**INPUT MATERIAL:**
——————

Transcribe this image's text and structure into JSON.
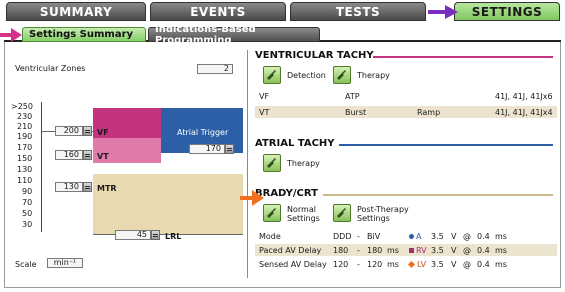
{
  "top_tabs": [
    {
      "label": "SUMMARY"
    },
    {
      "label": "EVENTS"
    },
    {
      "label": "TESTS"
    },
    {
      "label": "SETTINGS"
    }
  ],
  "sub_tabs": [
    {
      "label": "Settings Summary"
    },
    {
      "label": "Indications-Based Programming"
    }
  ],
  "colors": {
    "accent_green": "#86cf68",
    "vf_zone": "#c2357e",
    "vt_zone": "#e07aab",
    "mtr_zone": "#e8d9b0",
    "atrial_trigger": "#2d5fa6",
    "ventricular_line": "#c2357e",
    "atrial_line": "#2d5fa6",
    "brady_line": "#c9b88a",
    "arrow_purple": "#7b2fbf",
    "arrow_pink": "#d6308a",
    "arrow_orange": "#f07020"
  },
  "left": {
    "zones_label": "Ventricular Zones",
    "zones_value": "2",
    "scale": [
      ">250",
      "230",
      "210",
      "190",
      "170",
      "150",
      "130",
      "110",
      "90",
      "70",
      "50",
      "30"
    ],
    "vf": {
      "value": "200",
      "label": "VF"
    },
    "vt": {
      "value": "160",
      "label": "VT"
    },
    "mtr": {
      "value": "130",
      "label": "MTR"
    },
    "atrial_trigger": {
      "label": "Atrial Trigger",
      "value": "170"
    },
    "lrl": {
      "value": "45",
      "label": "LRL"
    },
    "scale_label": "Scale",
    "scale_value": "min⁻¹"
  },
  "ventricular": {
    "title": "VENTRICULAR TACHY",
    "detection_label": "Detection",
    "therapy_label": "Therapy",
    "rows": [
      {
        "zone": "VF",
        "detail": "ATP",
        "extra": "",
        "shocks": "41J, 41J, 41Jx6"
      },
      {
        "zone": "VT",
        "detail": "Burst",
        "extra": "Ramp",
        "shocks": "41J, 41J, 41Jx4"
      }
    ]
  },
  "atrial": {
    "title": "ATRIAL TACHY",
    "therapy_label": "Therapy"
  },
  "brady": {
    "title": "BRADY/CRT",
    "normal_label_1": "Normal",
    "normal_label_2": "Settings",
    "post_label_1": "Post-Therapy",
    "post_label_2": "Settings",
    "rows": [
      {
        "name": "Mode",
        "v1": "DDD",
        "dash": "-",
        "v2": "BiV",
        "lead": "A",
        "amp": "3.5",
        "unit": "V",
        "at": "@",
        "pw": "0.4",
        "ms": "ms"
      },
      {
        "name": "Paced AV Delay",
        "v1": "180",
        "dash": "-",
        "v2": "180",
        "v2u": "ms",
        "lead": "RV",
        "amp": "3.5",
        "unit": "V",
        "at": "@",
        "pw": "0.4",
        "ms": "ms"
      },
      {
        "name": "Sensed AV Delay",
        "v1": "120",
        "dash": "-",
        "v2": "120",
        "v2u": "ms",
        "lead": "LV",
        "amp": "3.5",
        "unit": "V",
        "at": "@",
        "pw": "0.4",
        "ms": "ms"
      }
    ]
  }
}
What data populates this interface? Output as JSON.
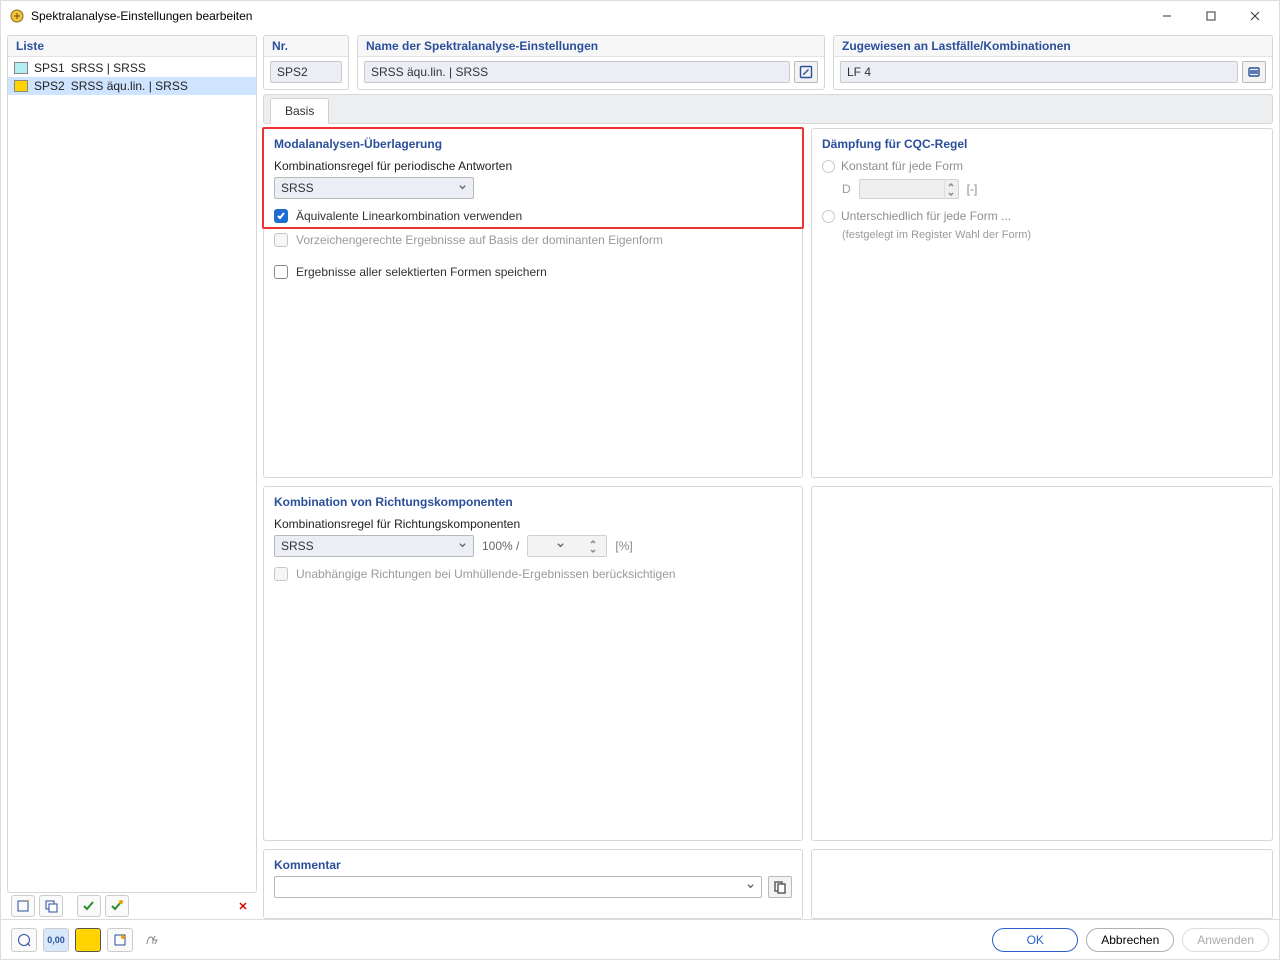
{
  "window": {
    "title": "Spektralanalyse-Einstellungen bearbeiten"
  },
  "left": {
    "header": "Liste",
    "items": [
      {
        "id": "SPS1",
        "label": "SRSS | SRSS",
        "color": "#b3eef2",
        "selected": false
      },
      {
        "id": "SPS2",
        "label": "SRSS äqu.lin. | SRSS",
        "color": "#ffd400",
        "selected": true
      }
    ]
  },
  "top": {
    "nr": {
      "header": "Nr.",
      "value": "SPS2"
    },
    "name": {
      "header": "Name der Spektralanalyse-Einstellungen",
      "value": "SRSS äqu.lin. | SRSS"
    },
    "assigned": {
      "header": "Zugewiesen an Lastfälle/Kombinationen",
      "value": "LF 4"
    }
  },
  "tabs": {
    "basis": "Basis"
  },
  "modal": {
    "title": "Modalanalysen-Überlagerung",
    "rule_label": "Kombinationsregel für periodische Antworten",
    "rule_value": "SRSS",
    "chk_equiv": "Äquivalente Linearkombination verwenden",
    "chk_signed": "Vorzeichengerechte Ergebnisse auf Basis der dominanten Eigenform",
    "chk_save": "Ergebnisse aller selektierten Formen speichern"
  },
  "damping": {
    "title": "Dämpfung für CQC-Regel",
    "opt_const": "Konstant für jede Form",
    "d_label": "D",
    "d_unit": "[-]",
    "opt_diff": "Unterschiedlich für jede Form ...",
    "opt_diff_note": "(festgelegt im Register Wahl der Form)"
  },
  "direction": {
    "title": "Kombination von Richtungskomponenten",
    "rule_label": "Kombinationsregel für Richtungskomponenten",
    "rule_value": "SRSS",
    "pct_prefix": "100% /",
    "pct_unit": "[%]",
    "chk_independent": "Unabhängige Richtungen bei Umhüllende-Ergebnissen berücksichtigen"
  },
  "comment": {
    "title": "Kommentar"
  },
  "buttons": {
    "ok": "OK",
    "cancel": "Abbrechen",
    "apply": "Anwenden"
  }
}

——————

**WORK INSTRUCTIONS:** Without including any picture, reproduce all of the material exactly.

**SOLUTION TO THE EXERCISE:**
Transcribe this image's text and structure into JSON.
{
  "top_tabs": [
    {
      "label": "SUMMARY"
    },
    {
      "label": "EVENTS"
    },
    {
      "label": "TESTS"
    },
    {
      "label": "SETTINGS"
    }
  ],
  "sub_tabs": [
    {
      "label": "Settings Summary"
    },
    {
      "label": "Indications-Based Programming"
    }
  ],
  "colors": {
    "accent_green": "#86cf68",
    "vf_zone": "#c2357e",
    "vt_zone": "#e07aab",
    "mtr_zone": "#e8d9b0",
    "atrial_trigger": "#2d5fa6",
    "ventricular_line": "#c2357e",
    "atrial_line": "#2d5fa6",
    "brady_line": "#c9b88a",
    "arrow_purple": "#7b2fbf",
    "arrow_pink": "#d6308a",
    "arrow_orange": "#f07020"
  },
  "left": {
    "zones_label": "Ventricular Zones",
    "zones_value": "2",
    "scale": [
      ">250",
      "230",
      "210",
      "190",
      "170",
      "150",
      "130",
      "110",
      "90",
      "70",
      "50",
      "30"
    ],
    "vf": {
      "value": "200",
      "label": "VF"
    },
    "vt": {
      "value": "160",
      "label": "VT"
    },
    "mtr": {
      "value": "130",
      "label": "MTR"
    },
    "atrial_trigger": {
      "label": "Atrial Trigger",
      "value": "170"
    },
    "lrl": {
      "value": "45",
      "label": "LRL"
    },
    "scale_label": "Scale",
    "scale_value": "min⁻¹"
  },
  "ventricular": {
    "title": "VENTRICULAR TACHY",
    "detection_label": "Detection",
    "therapy_label": "Therapy",
    "rows": [
      {
        "zone": "VF",
        "detail": "ATP",
        "extra": "",
        "shocks": "41J, 41J, 41Jx6"
      },
      {
        "zone": "VT",
        "detail": "Burst",
        "extra": "Ramp",
        "shocks": "41J, 41J, 41Jx4"
      }
    ]
  },
  "atrial": {
    "title": "ATRIAL TACHY",
    "therapy_label": "Therapy"
  },
  "brady": {
    "title": "BRADY/CRT",
    "normal_label_1": "Normal",
    "normal_label_2": "Settings",
    "post_label_1": "Post-Therapy",
    "post_label_2": "Settings",
    "rows": [
      {
        "name": "Mode",
        "v1": "DDD",
        "dash": "-",
        "v2": "BiV",
        "lead": "A",
        "amp": "3.5",
        "unit": "V",
        "at": "@",
        "pw": "0.4",
        "ms": "ms"
      },
      {
        "name": "Paced AV Delay",
        "v1": "180",
        "dash": "-",
        "v2": "180",
        "v2u": "ms",
        "lead": "RV",
        "amp": "3.5",
        "unit": "V",
        "at": "@",
        "pw": "0.4",
        "ms": "ms"
      },
      {
        "name": "Sensed AV Delay",
        "v1": "120",
        "dash": "-",
        "v2": "120",
        "v2u": "ms",
        "lead": "LV",
        "amp": "3.5",
        "unit": "V",
        "at": "@",
        "pw": "0.4",
        "ms": "ms"
      }
    ]
  }
}
What data populates this interface? Output as JSON.
{
  "window": {
    "title": "Spektralanalyse-Einstellungen bearbeiten"
  },
  "left": {
    "header": "Liste",
    "items": [
      {
        "id": "SPS1",
        "label": "SRSS | SRSS",
        "color": "#b3eef2",
        "selected": false
      },
      {
        "id": "SPS2",
        "label": "SRSS äqu.lin. | SRSS",
        "color": "#ffd400",
        "selected": true
      }
    ]
  },
  "top": {
    "nr": {
      "header": "Nr.",
      "value": "SPS2"
    },
    "name": {
      "header": "Name der Spektralanalyse-Einstellungen",
      "value": "SRSS äqu.lin. | SRSS"
    },
    "assigned": {
      "header": "Zugewiesen an Lastfälle/Kombinationen",
      "value": "LF 4"
    }
  },
  "tabs": {
    "basis": "Basis"
  },
  "modal": {
    "title": "Modalanalysen-Überlagerung",
    "rule_label": "Kombinationsregel für periodische Antworten",
    "rule_value": "SRSS",
    "chk_equiv": "Äquivalente Linearkombination verwenden",
    "chk_signed": "Vorzeichengerechte Ergebnisse auf Basis der dominanten Eigenform",
    "chk_save": "Ergebnisse aller selektierten Formen speichern"
  },
  "damping": {
    "title": "Dämpfung für CQC-Regel",
    "opt_const": "Konstant für jede Form",
    "d_label": "D",
    "d_unit": "[-]",
    "opt_diff": "Unterschiedlich für jede Form ...",
    "opt_diff_note": "(festgelegt im Register Wahl der Form)"
  },
  "direction": {
    "title": "Kombination von Richtungskomponenten",
    "rule_label": "Kombinationsregel für Richtungskomponenten",
    "rule_value": "SRSS",
    "pct_prefix": "100% /",
    "pct_unit": "[%]",
    "chk_independent": "Unabhängige Richtungen bei Umhüllende-Ergebnissen berücksichtigen"
  },
  "comment": {
    "title": "Kommentar"
  },
  "buttons": {
    "ok": "OK",
    "cancel": "Abbrechen",
    "apply": "Anwenden"
  }
}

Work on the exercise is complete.